Make an exact copy of the records, and keep the pictures out of it.
[Opening Input section]
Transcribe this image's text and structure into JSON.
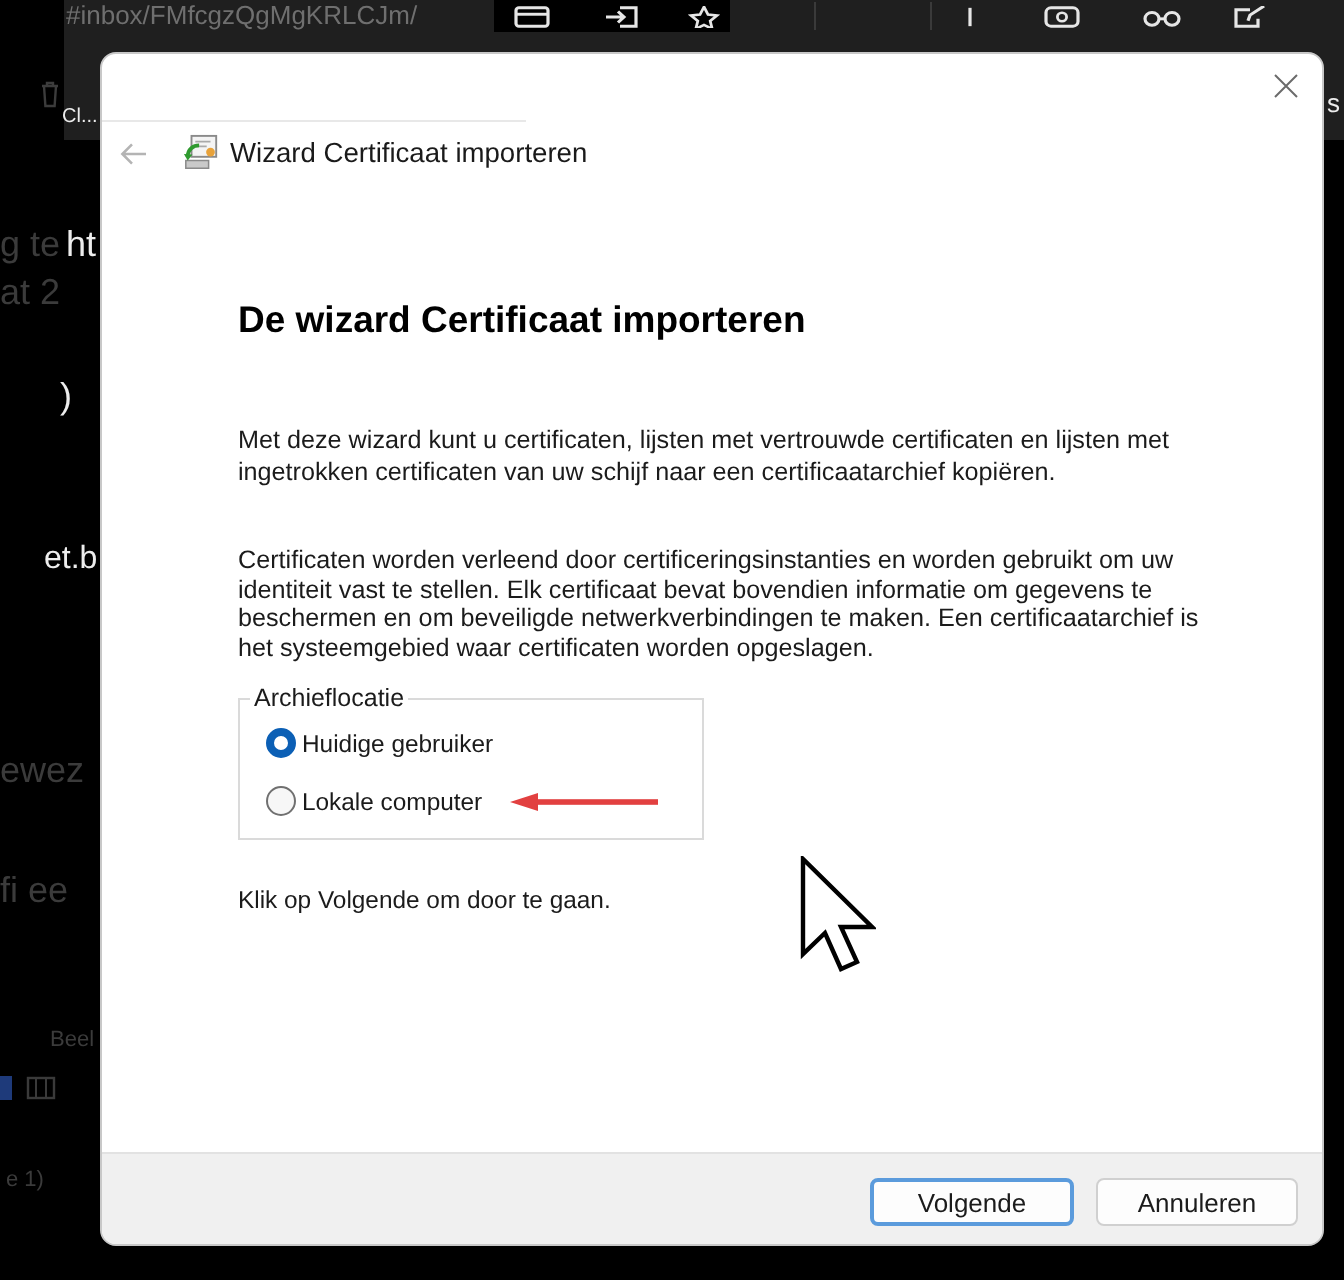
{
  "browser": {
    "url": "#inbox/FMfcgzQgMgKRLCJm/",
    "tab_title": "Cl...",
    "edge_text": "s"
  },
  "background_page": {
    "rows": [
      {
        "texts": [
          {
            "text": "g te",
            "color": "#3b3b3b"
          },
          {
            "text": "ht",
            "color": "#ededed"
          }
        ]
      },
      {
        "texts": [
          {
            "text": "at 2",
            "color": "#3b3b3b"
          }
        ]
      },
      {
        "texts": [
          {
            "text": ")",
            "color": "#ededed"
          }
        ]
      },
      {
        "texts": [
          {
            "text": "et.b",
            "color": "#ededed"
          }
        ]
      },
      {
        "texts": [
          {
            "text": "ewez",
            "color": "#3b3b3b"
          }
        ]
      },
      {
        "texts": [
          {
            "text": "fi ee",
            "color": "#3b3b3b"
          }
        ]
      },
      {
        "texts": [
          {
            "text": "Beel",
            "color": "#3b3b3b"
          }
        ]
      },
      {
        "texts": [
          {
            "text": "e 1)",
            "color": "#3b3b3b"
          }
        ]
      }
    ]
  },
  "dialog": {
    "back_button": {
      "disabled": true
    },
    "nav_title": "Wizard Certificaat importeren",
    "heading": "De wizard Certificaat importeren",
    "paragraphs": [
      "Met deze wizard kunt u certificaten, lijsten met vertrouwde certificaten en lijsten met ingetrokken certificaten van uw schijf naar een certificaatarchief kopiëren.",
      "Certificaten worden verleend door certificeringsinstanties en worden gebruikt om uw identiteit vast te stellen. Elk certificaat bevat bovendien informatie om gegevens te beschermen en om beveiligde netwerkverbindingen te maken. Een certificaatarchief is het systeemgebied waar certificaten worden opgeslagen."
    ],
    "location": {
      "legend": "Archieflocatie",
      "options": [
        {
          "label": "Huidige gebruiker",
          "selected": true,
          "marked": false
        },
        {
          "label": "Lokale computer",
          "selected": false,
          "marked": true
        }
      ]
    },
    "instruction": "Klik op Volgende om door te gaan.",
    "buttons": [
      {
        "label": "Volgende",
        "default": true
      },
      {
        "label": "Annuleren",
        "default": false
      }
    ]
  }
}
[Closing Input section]
§ Output below
Transcribe this image's text and structure into JSON.
{
  "browser": {
    "url": "#inbox/FMfcgzQgMgKRLCJm/",
    "tab_title": "Cl...",
    "edge_text": "s"
  },
  "background_page": {
    "rows": [
      {
        "texts": [
          {
            "text": "g te",
            "color": "#3b3b3b"
          },
          {
            "text": "ht",
            "color": "#ededed"
          }
        ]
      },
      {
        "texts": [
          {
            "text": "at 2",
            "color": "#3b3b3b"
          }
        ]
      },
      {
        "texts": [
          {
            "text": ")",
            "color": "#ededed"
          }
        ]
      },
      {
        "texts": [
          {
            "text": "et.b",
            "color": "#ededed"
          }
        ]
      },
      {
        "texts": [
          {
            "text": "ewez",
            "color": "#3b3b3b"
          }
        ]
      },
      {
        "texts": [
          {
            "text": "fi ee",
            "color": "#3b3b3b"
          }
        ]
      },
      {
        "texts": [
          {
            "text": "Beel",
            "color": "#3b3b3b"
          }
        ]
      },
      {
        "texts": [
          {
            "text": "e 1)",
            "color": "#3b3b3b"
          }
        ]
      }
    ]
  },
  "dialog": {
    "back_button": {
      "disabled": true
    },
    "nav_title": "Wizard Certificaat importeren",
    "heading": "De wizard Certificaat importeren",
    "paragraphs": [
      "Met deze wizard kunt u certificaten, lijsten met vertrouwde certificaten en lijsten met ingetrokken certificaten van uw schijf naar een certificaatarchief kopiëren.",
      "Certificaten worden verleend door certificeringsinstanties en worden gebruikt om uw identiteit vast te stellen. Elk certificaat bevat bovendien informatie om gegevens te beschermen en om beveiligde netwerkverbindingen te maken. Een certificaatarchief is het systeemgebied waar certificaten worden opgeslagen."
    ],
    "location": {
      "legend": "Archieflocatie",
      "options": [
        {
          "label": "Huidige gebruiker",
          "selected": true,
          "marked": false
        },
        {
          "label": "Lokale computer",
          "selected": false,
          "marked": true
        }
      ]
    },
    "instruction": "Klik op Volgende om door te gaan.",
    "buttons": [
      {
        "label": "Volgende",
        "default": true
      },
      {
        "label": "Annuleren",
        "default": false
      }
    ]
  }
}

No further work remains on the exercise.